There is no doubt that the Los Angeles Clippers came out as the biggest winners out of last summer’s free agent frenzy. That was easily one of the most talent-packed free agent classes of recent memory, and by signing reigning Finals MVP in Kawhi Leonard, L.A. hit the jackpot.
Lady Luck hasn’t always been this kind to the Clippers. As a matter of fact, this franchise has been the victim of their own erroneous decisions on more than a few occasions. Some of which came via free agency, and we’ve rounded up five of the worst free agent transactions the Clippers front office has ever gotten themselves involved in.
5. Grant Hill
Former Duke standout Grant Hill was one of the biggest prospects in the league early in his career. Aside from winning Rookie of the Year honors, he was also named as an All-Star in his debut campaign. He was once even dubbed as the next Michael Jordan. Unfortunately, a string of major injuries got in the way of Hill truly reaching the heights many expected him to achieve.
Nonetheless, this did not prevent the Clippers from signing a 40-year-old Hill to a two-year deal worth $4 million in 2012. Sure, that can be considered as a rather insignificant sum, but there’s no denying that that was a bad deal. Hill ended up playing in just 29 games for L.A., averaging 3.2 points and 1.7 rebounds in 15.1 minutes per contest.
Grant Hill is a Hall of Famer, but it certainly wasn’t because of his stint with the Clippers.
4. Josh Smith
In the summer of 2015, the Clippers were looking for some wing reinforcements, and they decided to turn their attention to Josh Smith. It was clear that the 6-foot-9 swingman was falling off, as his production consistently dipped year after year prior to signing with L.A. Needless to say, he was no longer the versatile and athletic player that once averaged close to a double-double with a healthy dose of defensive stats.
The Clippers played it safe with Smith, signing him on a one-year deal that cost them just $1.5 million. In turn, Smith averaged 5.7 points, 3.9 rebounds, 1.1 assists, and 1.1 blocks in just 32 games played for the squad. The Clippers quickly pulled the plug on the Josh Smith experiment, sending him off to the Houston Rockets after just six months in L.A.

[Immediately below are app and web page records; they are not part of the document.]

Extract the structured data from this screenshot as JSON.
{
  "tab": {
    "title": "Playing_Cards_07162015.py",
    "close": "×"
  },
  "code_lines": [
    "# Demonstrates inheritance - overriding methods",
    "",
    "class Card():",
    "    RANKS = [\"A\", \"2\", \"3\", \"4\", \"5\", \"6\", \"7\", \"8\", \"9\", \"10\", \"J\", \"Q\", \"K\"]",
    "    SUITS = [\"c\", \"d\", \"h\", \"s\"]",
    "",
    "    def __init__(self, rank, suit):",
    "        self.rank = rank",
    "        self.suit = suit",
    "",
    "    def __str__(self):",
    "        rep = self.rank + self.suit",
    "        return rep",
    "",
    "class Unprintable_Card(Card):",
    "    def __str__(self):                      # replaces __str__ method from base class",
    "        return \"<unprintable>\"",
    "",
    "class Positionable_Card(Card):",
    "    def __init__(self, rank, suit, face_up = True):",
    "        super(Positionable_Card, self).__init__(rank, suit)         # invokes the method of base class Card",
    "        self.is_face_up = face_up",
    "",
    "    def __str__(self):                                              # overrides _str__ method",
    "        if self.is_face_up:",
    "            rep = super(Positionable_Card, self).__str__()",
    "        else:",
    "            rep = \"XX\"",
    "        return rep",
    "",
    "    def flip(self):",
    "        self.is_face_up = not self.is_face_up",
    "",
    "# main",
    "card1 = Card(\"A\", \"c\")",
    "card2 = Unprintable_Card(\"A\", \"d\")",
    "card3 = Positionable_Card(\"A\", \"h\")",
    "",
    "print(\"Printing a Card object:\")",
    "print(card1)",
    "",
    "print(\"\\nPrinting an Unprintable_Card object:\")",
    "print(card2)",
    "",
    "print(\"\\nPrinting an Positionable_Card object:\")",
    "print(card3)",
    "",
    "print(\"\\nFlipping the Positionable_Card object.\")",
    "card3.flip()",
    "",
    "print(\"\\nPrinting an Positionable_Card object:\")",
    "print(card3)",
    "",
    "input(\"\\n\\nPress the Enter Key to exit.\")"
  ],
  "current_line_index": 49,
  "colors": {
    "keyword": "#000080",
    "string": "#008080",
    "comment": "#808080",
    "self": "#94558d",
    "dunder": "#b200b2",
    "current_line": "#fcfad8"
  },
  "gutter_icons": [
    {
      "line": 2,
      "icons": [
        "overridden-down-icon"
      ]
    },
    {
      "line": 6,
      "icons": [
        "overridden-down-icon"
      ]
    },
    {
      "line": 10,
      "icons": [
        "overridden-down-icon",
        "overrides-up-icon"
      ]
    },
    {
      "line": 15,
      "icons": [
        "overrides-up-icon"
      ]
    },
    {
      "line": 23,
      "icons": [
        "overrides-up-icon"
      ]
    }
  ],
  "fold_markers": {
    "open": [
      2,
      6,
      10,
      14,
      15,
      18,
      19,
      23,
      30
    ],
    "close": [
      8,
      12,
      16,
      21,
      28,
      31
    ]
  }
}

3. Paul Pierce
Much like Grant Hill, Paul Pierce was one of the top players in the league during his prime. A 10-time All-Star, a four-time All-NBA team member, and a former Finals MVP, the 6-foot-7 swingman won the title with the Boston Celtics in 2008. It wasn’t until seven years later, though, when the Clippers decided to sign the veteran to a three-year deal worth $10.6 million. At that time, Pierce was already 38, and to say that he was a shadow of his former self would be an understatement.
Pierce ended up playing just two out of the three years he signed for with L.A, averaging 5.4 points, 2.5 rebounds, and 1.0 threes per game. In 2017, after two seasons, the Clippers waived Pierce.
2. Spencer Hawes
Prior to the 2014-15 campaign, the Clippers were in need of a stretch big that could potentially help their current lineup. They turned their attention to free agent Spencer Hawes, who was coming off a tremendous year between the Philadelphia 76ers and the Cleveland Cavaliers. L.A. signed him to a four-year deal worth $22.7 million, and as it turned out, it was not the best decision they ever made.
Hawes just did not fit in with their system, as the 7-foot-1 big man’s production dropped significantly in his first season with the Clippers. He put up just 5.8 points, 3.5 rebounds, and 0.8 triples on an inefficient 31.3 percent clip. L.A. cut their losses soon after, trading Hawes to the Charlotte Hornets the following summer.
1. Baron Davis
If you thought the other four deals above were bad, then you’re in for a treat with this one. In July of 2008, the Clippers signed Baron Davis to a humongous $65 million deal for five years. It didn’t look bad at all at that time, given how the high-scoring point guard averaged 21.8 points, 4.7 rebounds, 7.6 assists, 2.3 steals, 0.5 blocks, and 2.1 triples the previous season with the We Believe Golden State Warriors.
As soon as he joined the Clippers, Davis’ production plummeted. He was still a top-notch point guard, but not one that deserved an average of $13 million per season. In tow and a half seasons with L.A., the former third overall pick averaged 14.6 points, 3.4 rebounds, 7.6 assists, 1.6 steals, 0.5 blocks, and 1.2 3-pointers. Again, those numbers were not terrible by any means, but they sure weren’t the elite level of production the Clippers were hoping for.